11Lenz JI, Jacobs JM, Op de Beeck B, Huyghe IA, Pelckmans PA, Moreels TG. Acute necrotizing pancreatitis as first manifestation of primary hyperparathyroidism. World J Gastroenterol 2010; 16 : 2959-62.
12Carnaille B, Oudar C, Pattou F, Combemale F, Rocha J, Proye C. Pancreatitis and primary hyperparathyroidism: Forty cases. Aust N Z J Surg 1998; 68 : 117-9.
13Sitges-Serra A, Alonso M, de Lecea C, Gores PF, Sutherland DE. Pancreatitis and hyperparathyroidism. Br J Surg 1988; 75 : 158-60.
14Shepherd JJ. Hyperparathyroidism presenting as pancreatitis or complicated by postoperative pancreatitis. Aust N Z J Surg 1996; 66 : 85-7.
15Koppelberg T, Bartsch D, Printz H, Hasse C, Rothmund M. Pancreatitis in primary hyperparathyroidism (pHPT) is a complication of advanced pHPT. Dtsch Med Wochenschr 1994; 119 : 719-24.
16Shah VN, Bhadada SK, Bhansali A, Behera A, Bhattacharya A, Nahar U, et al. Effect of gender, biochemical parameters & parathyroid surgery on gastrointestinal manifestations of symptomatic primary hyperparathyroidism. Indian J Med Res 2014; 139 : 279-84.
17Chowdhury SD, Kurien RT, Pal S, Jeyaraj V, Joseph AJ, Dutta AK, et al. Acute pancreatitis and hyperparathyroidism: A case series. Indian J Gastroenterol 2014; 33 : 175-7.
18Singh DN, Gupta SK, Kumari N, Krishnani N, Chand G, Mishra A, et al. Primary hyperparathyroidism presenting as hypercalcemic crisis: Twenty-year experience. Indian J Endocrinol Metab 2015; 19 : 100-5.
19Banks PA, Freeman ML; Practice Parameters Committee of the American College of Gastroenterology. Practice guidelines in acute pancreatitis. Am J Gastroenterol 2006; 101 : 2379-400.
20Braganza JM, Lee SH, McCloy RF, McMahon MJ. Chronic pancreatitis. Lancet 2011; 377 : 1184-97.
21Chari ST, Mohan V, Jayanthi V, Snehalatha C, Malathi S, Viswanathan M, et al. Comparative study of the clinical profiles of alcoholic chronic pancreatitis and tropical chronic pancreatitis in Tamil Nadu, South India. Pancreas 1992; 7 : 52-8.

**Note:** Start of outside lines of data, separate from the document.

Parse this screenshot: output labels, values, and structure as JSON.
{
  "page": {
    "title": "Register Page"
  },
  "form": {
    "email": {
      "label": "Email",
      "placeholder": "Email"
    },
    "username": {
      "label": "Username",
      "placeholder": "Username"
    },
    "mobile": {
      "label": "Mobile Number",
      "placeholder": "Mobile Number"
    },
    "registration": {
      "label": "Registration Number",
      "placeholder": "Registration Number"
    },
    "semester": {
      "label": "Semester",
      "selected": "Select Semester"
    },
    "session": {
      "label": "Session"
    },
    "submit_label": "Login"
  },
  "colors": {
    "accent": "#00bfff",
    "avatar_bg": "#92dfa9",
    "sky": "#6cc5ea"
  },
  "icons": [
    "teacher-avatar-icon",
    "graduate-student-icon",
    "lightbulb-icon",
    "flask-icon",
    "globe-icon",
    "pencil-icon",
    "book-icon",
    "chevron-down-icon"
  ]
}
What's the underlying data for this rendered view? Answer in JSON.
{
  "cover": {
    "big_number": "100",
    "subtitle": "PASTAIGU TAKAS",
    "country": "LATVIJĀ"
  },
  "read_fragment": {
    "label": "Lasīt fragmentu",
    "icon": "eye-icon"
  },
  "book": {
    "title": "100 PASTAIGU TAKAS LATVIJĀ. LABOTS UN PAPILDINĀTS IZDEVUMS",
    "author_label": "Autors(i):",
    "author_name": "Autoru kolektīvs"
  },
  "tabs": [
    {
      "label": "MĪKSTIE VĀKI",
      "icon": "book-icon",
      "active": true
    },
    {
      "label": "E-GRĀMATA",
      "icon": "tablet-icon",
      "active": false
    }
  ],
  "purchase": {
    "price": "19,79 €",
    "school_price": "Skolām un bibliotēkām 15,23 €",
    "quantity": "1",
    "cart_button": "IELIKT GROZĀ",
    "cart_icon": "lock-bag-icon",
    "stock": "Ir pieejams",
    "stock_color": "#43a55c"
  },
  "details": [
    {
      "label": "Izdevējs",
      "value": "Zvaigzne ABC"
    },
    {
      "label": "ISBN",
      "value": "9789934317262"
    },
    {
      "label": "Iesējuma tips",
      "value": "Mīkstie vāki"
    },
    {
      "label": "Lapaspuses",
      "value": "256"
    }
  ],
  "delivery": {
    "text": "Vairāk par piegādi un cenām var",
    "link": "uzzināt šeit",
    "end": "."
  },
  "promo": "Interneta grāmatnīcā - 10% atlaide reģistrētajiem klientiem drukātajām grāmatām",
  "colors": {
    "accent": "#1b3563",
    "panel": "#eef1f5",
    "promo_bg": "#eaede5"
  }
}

22Gabbrielli A, Mutignani M, Pandolfi M, Perri V, Costamagna G. Endotherapy of early onset idiopathic chronic pancreatitis: Results with long-term follow-up. Gastrointest Endosc 2002; 55 : 488-93.
23Felderbauer P, Karakas E, Fendrich V, Bulut K, Horn T, Lebert R, et al. Pancreatitis risk in primary hyperparathyroidism: Relation to mutations in the SPINK1 trypsin inhibitor (N34S) and the cystic fibrosis gene. Am J Gastroenterol 2008; 103 : 368-74.
24Khoo TK, Vege SS, Abu-Lebdeh HS, Ryu E, Nadeem S, Wermers RA. Acute pancreatitis in primary hyperparathyroidism: A population-based study. J Clin Endocrinol Metab 2009; 94 : 2115-8.
25Padma S, Sundaram PS. Parathyroid scintigraphy, histopathology correlation in patients with tropical pancreatitis and coexisting primary hyperparathyroidism. Indian J Nucl Med 2013; 28 : 5-10.
26Bauer S, Ammann R. Chronic pancreatitis and primary hyperparathyroidism. Schweiz Med Wochenschr 1994; 124 : 1344-8.
27Mithöfer K, Fernández-del Castillo C, Frick TW, Lewandrowski KB, Rattner DW, Warshaw AL. Acute hypercalcemia causes acute pancreatitis and ectopic trypsinogen activation in the rat. Gastroenterology 1995; 109 : 239-46.
28Frick TW, Fernández-del Castillo C, Bimmler D, Warshaw AL. Elevated calcium and activation of trypsinogen in rat pancreatic acini. Gut 1997; 41 : 339-43.
29Felderbauer P, Karakas E, Fendrich V, Lebert R, Bartsch DK, Bulut K, et al. Multifactorial genesis of pancreatitis in primary hyperparathyroidism: Evidence for “protective” (PRSS2) and “destructive” (CTRC) genetic factors. Exp Clin Endocrinol Diabetes 2011; 119 : 26-9.
30Varshney S, Bhadada SK, Arya AK, Sharma S, Behera A, Bhansali A, et al. Changes in parathyroid proteome in patients with primary hyperparathyroidism due to sporadic parathyroid adenomas. Clin Endocrinol (Oxf) 2014; 81 : 614-20.